* Work task *
Please find the lines in the entries below that contain the word "write", and copy each one.

Top of Exercise materials

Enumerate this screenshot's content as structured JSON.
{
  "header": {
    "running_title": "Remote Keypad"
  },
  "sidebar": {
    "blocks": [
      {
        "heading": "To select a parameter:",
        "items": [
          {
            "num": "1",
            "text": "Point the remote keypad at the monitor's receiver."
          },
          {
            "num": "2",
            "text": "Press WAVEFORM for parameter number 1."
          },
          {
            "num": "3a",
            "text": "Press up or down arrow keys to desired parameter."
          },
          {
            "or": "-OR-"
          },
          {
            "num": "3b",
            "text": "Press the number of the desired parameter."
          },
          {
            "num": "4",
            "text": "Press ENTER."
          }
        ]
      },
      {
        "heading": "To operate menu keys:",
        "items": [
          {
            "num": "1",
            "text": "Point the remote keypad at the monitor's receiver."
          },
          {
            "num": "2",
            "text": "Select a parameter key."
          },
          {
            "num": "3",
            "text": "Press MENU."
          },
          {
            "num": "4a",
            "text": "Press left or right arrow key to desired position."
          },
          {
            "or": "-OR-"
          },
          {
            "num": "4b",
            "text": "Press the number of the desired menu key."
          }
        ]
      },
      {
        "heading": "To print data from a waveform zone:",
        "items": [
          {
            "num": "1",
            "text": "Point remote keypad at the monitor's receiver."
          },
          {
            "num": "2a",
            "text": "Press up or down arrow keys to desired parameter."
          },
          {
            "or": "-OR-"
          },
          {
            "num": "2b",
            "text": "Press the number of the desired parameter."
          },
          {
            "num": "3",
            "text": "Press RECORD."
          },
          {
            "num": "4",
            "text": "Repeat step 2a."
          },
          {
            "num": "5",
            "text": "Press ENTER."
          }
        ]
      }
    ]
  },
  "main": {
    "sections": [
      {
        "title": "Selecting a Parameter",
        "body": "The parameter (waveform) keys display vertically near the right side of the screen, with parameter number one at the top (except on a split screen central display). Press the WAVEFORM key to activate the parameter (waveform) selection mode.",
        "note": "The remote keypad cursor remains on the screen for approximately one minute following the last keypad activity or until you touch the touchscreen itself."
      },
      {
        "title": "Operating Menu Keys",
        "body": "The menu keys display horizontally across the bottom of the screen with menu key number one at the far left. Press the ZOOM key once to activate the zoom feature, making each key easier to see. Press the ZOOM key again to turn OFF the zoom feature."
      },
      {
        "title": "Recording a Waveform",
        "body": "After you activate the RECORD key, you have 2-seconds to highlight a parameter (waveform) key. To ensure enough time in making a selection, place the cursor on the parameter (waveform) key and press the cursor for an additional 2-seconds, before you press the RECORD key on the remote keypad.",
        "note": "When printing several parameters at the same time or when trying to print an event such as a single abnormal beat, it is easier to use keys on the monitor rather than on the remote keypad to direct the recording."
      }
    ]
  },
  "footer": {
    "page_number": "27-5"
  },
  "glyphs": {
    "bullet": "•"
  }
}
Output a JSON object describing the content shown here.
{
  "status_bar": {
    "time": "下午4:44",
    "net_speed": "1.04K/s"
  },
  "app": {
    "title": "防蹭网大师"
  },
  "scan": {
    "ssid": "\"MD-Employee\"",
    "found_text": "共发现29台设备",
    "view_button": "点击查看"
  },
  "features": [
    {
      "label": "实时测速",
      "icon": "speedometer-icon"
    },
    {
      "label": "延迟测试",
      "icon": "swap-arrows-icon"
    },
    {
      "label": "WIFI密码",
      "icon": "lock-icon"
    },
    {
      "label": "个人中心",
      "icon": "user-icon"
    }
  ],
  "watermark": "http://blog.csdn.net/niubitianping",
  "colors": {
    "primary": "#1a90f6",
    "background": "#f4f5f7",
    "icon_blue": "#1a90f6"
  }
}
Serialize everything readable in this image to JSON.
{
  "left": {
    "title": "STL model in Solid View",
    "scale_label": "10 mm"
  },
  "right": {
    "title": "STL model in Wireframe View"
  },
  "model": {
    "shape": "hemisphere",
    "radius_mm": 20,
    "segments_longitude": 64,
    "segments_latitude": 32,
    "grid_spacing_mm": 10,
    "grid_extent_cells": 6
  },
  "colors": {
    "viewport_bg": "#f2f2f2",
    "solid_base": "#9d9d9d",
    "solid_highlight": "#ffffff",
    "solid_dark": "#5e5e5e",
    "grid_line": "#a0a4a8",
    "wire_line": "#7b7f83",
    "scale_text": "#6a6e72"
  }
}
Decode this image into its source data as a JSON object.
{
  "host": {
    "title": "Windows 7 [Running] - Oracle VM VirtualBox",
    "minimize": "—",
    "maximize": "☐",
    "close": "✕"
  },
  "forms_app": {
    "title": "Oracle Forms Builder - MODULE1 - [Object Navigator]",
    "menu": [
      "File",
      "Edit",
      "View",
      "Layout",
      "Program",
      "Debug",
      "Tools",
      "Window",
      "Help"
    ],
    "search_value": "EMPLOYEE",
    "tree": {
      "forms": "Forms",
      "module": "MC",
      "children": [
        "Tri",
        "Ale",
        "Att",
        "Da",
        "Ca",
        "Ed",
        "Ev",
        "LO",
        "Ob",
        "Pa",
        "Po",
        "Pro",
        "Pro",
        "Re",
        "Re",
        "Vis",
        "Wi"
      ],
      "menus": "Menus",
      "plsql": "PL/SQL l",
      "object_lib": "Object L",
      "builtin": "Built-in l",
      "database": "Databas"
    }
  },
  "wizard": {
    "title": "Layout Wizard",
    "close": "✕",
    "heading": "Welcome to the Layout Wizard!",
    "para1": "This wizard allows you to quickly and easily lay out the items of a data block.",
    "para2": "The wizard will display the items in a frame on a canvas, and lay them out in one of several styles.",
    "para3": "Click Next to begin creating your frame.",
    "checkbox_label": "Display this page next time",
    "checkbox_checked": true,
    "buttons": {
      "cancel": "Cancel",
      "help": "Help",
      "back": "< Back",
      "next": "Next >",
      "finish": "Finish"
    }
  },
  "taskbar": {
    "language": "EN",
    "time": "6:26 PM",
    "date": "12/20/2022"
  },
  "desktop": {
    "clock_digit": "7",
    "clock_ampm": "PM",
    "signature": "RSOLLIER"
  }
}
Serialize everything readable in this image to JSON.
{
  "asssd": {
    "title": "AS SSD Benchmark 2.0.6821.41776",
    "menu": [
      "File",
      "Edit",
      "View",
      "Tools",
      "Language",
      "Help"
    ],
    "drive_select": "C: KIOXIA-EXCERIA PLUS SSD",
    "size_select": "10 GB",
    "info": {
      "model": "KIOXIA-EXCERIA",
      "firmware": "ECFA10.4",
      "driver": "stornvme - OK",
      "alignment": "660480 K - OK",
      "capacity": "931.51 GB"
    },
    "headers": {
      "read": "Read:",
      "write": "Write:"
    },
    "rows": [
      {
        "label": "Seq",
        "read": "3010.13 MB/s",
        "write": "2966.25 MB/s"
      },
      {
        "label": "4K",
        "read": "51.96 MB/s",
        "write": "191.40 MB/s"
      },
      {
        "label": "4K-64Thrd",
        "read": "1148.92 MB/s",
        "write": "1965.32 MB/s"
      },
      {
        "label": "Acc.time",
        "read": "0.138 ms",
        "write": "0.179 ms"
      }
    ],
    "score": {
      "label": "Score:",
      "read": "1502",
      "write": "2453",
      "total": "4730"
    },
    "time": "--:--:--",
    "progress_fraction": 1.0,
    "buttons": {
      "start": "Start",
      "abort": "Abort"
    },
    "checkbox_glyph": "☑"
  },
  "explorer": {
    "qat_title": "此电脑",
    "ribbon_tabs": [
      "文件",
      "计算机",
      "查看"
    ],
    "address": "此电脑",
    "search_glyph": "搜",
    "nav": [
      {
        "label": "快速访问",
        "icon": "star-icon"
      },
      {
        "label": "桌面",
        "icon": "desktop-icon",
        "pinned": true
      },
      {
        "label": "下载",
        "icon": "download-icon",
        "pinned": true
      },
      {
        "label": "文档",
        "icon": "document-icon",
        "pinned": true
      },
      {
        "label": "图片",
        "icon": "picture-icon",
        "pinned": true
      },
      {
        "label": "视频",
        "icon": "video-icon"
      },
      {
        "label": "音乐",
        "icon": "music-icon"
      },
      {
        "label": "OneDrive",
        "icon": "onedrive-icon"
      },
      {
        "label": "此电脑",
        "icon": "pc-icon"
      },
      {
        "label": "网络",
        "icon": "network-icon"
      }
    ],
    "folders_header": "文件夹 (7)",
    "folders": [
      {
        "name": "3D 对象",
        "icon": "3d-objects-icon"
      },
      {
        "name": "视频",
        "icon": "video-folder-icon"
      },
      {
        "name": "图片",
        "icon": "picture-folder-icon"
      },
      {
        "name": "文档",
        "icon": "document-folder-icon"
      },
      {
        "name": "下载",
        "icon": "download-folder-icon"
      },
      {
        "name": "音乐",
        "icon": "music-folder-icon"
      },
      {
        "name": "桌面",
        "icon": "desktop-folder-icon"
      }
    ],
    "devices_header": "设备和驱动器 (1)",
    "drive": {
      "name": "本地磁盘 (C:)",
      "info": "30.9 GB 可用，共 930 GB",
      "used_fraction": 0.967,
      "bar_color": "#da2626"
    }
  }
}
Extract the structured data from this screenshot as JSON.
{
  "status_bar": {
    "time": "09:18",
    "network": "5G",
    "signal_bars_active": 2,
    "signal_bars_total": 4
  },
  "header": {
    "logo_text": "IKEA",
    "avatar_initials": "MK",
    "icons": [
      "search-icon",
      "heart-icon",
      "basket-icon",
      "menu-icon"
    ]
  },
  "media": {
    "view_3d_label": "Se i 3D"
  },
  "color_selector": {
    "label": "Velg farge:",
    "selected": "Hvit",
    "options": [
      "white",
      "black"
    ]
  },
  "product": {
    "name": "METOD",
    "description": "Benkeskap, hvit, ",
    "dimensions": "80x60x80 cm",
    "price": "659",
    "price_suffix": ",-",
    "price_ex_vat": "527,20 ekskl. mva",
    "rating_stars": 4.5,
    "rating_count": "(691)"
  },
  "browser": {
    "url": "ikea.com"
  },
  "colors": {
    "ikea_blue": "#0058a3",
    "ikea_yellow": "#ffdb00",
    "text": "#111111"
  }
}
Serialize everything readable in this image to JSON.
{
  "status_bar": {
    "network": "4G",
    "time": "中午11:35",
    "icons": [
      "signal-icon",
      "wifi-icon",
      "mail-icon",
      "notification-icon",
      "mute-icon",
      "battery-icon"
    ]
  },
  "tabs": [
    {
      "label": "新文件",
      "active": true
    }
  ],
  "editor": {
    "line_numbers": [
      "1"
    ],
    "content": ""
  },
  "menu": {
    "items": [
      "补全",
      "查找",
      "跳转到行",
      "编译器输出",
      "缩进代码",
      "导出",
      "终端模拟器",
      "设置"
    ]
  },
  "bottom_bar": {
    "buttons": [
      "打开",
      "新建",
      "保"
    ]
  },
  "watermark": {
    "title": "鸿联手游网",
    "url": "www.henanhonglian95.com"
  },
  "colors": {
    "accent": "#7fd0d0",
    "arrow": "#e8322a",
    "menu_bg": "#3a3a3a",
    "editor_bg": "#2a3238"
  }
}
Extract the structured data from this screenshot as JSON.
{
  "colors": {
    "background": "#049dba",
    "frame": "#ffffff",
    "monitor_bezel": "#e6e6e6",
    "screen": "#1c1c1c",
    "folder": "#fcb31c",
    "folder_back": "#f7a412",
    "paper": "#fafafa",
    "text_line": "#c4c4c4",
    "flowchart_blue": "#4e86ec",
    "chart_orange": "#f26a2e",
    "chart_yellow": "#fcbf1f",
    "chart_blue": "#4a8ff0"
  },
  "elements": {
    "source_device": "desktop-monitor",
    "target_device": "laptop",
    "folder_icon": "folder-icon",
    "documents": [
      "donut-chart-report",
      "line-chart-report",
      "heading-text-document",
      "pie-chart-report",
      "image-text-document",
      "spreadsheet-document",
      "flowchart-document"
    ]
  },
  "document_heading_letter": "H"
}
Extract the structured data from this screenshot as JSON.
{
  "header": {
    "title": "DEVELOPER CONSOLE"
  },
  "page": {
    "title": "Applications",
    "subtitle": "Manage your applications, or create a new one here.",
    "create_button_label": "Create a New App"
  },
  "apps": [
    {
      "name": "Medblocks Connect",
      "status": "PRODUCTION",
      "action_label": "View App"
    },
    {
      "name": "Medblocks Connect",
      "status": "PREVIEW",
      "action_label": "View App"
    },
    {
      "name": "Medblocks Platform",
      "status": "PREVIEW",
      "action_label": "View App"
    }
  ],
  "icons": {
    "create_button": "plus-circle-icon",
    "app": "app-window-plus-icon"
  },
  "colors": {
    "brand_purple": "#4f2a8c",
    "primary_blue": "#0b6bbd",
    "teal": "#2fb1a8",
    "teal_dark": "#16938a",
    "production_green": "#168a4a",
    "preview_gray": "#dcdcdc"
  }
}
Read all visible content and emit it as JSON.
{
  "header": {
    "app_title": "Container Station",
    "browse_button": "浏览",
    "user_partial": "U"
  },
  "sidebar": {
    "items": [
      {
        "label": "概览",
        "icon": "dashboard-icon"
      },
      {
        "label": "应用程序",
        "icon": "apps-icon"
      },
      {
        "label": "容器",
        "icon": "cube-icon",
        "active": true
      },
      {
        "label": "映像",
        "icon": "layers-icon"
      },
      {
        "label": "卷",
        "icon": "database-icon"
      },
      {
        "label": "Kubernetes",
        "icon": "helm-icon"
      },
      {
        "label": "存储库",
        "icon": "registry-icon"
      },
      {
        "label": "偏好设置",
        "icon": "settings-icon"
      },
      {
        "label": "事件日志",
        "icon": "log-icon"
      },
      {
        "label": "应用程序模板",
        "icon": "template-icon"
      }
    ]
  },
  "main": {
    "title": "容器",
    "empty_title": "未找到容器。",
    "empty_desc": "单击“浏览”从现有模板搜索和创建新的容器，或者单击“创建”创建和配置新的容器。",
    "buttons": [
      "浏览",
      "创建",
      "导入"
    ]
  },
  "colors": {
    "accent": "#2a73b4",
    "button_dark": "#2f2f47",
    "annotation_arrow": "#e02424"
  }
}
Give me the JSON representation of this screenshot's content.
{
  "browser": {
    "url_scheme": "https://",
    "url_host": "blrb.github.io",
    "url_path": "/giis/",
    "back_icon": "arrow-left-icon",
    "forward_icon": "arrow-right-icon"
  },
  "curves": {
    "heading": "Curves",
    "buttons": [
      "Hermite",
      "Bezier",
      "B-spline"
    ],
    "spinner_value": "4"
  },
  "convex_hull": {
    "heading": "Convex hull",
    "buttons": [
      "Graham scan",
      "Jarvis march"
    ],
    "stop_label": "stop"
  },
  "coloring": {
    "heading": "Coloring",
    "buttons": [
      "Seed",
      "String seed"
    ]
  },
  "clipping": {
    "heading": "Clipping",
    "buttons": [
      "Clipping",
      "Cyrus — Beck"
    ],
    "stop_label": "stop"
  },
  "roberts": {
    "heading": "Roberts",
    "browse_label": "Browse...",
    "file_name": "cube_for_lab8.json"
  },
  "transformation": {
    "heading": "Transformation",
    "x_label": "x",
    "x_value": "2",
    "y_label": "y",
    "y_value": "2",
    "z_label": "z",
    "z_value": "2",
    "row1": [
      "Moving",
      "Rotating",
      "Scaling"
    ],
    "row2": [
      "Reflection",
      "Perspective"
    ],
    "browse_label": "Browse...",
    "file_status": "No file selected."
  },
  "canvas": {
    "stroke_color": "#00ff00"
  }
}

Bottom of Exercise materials

* Solution to the exercise *
      "write": "Write:"
        "write": "2966.25 MB/s"
        "write": "191.40 MB/s"
        "write": "1965.32 MB/s"
        "write": "0.179 ms"
      "write": "2453",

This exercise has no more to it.